Thus far, about all I've done to earn the credit is help James figure out what format he's going to shoot on with the amount of money he has to work with (we're thinking HDV now - which means that, since I'll be editing it, I'll have to upgrade to a G5 by then). I'm also designing a website. A temporary version of that is already up, actually, but I won't be happy with it until it's no longer in Flash (I've got to try to find time to learn CSS a little better; this blog needs an aesthetic upgrade, too).
Last week, we joked about changing the acronymical title to BLAFD. If anyone can guess what that's a reference to, we'll put your name in the credits.
February 5, 2006
The first time I read the synopsis of Tommy Lee Jones' The Three Burials Of Melquiades Estrada, back when it was in production down in South Texas, I couldn't help but note that it sounded similar to McCarthy's The Crossing. When my mom and I saw the trailer in front of The New World a few weeks ago, she made the same comment. Manohla Dargis makes the specific comparison in her review; Roger Ebert doesn't mention that particular title, but he does reference Blood Meridian in his his piece (and goes on to note that the film has a tone similar to that other great piece of literature about transporting a corpse, Faulkner's As I Lay Dying).
The reason I so quickly connected The Three Burials to The Crossing (and not to McMurtry's Lonesome Dove, the wonderful adaptation of which also featured Tommy Lee Jones and a friend's body making a trek across the plains) is partially because I'm obsessed with McCarthy, but also because I knew Jones had been attached to direct an adaptation of Blood Meridian a few years ago, and that, more than likely, he was a fan. Sure enough, this new film of his plays like a spiritual adaptation of McCarthy's work; there are the specific details, such as the affair with the body and the refuge provided by a blind hermit, but those are fairly classical narrative devices. The prevailing kinship here is a thematic one; the film, like The Border Trilogy and Blood Meridian, pits the conflicts of men against the myth of the West; it digs up the raw truths buried within archetypes.
And because I love looking for this sort of substantiating connective tissue, I was of course thrilled when last week came the news that Jones is in talks to star in the Coens' adaptation of No Country For Old Men, which Scott Rudin (who would have overseen the Blood Meridian adaptation) is producing.
Jonathan Rosenbaum's review of the film has a line I like. After comparing the film's politics to Haneke's Cache, he writes that "Jones appears to trust narrative as a way to enlightenment, and Haneke doesn't."

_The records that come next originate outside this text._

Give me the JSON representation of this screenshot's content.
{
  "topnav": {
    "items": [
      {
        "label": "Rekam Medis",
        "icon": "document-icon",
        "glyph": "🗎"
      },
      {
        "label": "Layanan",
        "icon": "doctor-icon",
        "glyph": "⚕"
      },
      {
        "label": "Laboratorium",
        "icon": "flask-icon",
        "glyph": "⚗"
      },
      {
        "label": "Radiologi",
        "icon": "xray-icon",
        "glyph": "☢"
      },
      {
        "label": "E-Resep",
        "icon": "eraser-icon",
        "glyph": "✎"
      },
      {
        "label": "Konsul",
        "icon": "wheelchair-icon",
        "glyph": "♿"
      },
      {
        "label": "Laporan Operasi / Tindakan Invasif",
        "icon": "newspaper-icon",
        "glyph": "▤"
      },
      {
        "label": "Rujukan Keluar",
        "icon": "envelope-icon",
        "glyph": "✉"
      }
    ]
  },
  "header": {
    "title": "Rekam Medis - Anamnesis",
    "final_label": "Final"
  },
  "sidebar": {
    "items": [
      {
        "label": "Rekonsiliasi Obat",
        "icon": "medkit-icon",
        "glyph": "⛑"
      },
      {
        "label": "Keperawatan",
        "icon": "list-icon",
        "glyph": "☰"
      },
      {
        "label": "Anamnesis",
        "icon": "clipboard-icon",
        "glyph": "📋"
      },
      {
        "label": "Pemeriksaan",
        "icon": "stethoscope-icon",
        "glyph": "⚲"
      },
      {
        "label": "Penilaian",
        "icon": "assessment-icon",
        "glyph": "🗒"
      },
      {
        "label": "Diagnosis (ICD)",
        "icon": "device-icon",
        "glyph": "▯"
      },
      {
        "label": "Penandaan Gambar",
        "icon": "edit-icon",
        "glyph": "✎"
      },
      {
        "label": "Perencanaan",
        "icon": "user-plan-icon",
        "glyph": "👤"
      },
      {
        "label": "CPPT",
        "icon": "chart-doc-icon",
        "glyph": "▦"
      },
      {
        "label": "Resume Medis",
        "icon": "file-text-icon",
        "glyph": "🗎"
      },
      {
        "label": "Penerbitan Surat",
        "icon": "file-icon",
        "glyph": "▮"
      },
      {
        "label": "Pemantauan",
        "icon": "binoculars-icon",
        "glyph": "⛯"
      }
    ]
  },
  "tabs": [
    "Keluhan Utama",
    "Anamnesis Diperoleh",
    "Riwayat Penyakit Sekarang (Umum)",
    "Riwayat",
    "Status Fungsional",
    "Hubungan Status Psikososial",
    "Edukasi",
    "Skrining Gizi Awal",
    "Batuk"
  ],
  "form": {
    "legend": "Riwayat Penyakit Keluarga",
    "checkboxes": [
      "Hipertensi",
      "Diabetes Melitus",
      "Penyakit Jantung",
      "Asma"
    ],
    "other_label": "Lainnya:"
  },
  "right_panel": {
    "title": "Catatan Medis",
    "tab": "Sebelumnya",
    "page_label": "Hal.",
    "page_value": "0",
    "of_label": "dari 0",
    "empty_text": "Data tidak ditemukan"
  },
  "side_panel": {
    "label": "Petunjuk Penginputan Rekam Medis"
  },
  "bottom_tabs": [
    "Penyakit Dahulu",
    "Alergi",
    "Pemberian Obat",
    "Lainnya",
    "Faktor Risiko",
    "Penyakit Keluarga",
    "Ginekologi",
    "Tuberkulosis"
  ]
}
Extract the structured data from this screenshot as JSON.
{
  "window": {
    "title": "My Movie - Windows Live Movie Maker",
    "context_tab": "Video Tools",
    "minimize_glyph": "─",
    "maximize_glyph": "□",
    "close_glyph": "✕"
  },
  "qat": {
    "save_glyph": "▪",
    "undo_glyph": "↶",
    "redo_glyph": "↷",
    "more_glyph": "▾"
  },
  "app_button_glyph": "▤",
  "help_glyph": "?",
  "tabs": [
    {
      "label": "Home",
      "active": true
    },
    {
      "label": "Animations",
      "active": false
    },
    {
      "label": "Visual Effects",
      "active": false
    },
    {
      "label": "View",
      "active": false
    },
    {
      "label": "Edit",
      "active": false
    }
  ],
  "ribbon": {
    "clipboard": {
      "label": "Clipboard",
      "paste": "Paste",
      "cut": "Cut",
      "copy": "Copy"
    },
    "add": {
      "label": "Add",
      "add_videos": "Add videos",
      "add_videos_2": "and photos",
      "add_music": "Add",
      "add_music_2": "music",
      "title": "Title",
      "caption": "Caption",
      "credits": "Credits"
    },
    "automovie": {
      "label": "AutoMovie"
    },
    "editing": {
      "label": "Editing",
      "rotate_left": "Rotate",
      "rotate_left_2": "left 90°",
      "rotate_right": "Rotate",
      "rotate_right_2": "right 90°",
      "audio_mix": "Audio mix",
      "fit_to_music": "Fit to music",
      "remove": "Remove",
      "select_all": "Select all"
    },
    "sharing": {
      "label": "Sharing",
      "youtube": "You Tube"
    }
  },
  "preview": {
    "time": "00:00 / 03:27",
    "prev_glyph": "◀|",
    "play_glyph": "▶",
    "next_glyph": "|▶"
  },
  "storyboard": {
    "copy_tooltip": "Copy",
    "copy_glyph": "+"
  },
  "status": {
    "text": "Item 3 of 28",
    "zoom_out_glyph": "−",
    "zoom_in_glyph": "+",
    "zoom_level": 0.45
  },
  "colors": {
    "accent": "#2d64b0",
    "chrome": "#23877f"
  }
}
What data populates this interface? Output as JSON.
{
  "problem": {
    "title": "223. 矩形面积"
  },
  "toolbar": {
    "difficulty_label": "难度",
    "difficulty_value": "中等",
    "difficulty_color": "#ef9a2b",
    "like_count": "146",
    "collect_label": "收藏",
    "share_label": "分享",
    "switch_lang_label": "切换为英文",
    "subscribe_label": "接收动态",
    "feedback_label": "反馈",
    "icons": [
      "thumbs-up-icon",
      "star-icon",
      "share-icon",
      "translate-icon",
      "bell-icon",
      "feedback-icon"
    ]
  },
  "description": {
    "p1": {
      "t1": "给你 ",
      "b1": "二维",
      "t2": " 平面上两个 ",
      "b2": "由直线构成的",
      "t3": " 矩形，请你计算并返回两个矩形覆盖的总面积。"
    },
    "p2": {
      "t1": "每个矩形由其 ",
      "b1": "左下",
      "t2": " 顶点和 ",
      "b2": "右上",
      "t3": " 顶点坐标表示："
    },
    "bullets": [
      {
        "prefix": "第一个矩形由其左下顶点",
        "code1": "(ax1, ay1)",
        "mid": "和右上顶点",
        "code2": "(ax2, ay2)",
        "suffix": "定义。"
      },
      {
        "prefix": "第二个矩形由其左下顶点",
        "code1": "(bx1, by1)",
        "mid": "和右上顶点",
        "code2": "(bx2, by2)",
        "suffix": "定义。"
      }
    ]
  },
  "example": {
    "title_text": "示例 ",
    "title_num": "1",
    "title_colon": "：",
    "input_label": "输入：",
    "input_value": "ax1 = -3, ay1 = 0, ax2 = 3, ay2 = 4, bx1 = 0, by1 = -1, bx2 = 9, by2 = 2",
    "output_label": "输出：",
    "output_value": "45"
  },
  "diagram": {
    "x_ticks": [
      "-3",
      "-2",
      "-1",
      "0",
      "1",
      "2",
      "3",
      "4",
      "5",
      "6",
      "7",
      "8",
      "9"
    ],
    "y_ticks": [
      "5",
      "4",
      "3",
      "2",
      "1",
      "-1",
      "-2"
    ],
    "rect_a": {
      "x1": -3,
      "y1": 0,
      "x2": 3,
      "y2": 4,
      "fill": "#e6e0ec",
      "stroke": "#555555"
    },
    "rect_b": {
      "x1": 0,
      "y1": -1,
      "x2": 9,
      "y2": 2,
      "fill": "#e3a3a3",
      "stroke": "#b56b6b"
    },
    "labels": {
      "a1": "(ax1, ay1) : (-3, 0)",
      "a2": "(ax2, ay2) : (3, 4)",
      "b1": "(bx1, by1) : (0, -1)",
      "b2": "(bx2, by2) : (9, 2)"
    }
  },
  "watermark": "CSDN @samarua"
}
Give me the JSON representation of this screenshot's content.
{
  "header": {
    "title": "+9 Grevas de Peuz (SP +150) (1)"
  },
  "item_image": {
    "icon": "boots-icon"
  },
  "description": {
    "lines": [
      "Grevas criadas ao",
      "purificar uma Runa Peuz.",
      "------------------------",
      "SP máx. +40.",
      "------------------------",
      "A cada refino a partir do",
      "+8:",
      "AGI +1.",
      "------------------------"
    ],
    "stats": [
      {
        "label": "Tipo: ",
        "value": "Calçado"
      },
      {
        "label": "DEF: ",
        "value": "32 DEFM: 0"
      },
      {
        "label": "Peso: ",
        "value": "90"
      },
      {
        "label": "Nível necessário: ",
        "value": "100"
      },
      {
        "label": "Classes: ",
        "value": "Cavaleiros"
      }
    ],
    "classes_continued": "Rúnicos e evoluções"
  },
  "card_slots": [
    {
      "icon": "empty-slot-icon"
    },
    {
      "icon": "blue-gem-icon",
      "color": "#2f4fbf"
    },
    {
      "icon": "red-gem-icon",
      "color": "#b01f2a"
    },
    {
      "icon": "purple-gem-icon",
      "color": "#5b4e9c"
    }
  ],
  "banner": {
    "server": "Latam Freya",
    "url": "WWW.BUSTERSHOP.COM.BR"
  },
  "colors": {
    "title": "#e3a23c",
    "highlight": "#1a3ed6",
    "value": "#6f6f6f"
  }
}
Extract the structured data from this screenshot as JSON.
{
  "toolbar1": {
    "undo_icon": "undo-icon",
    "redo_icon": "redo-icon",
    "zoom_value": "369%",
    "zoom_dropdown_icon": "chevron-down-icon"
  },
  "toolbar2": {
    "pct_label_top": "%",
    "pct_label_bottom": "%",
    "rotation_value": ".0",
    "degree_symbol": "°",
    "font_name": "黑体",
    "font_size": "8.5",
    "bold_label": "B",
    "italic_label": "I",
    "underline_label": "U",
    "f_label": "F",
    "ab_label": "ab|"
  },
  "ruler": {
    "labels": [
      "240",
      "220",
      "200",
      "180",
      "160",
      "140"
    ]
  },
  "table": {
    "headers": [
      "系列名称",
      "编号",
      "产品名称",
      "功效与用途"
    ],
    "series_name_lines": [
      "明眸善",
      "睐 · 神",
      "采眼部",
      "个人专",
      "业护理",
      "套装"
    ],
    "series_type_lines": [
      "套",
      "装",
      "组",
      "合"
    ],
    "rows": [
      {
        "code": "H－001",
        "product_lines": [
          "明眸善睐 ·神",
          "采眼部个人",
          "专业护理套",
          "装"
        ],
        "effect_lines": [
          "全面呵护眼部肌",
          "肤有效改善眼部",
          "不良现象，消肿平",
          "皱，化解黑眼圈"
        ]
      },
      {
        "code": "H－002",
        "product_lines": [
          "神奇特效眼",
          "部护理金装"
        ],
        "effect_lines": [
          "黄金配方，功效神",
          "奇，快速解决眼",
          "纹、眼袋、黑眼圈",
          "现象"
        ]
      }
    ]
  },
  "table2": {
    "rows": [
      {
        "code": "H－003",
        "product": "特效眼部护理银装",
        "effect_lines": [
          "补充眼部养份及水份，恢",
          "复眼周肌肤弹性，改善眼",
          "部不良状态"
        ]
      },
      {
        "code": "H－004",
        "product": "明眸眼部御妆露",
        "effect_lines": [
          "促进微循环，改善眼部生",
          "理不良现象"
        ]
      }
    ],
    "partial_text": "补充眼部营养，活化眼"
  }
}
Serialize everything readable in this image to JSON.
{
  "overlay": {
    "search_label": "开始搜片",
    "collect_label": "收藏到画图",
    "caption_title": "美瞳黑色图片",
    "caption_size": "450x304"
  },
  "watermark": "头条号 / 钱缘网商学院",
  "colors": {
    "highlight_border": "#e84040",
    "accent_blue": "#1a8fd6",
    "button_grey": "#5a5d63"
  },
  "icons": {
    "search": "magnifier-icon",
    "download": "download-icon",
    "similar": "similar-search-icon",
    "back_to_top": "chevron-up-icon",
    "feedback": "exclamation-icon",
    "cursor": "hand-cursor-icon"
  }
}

Moving on to the Coen Brothers - if you didn't hear their Theater Of The New Ear radio play when it was broadcast last summer, you can download it in two parts here and here. It's their best work in years.
February 4, 2006
I've been obssessing, despairing, rejoicing, not noticing the sunrise!
Holding back, letting little bits slip...
Correlation: I'm supposed to be at this wedding in a few hours. I've got half a mind to bring my iPod and provide my own private soundtrack to the ceremony. Five or six years ago, that playlist might have consisted entirely of, say, the fifth track from the first Radiohead album. I guess I've grown up a little bit after all.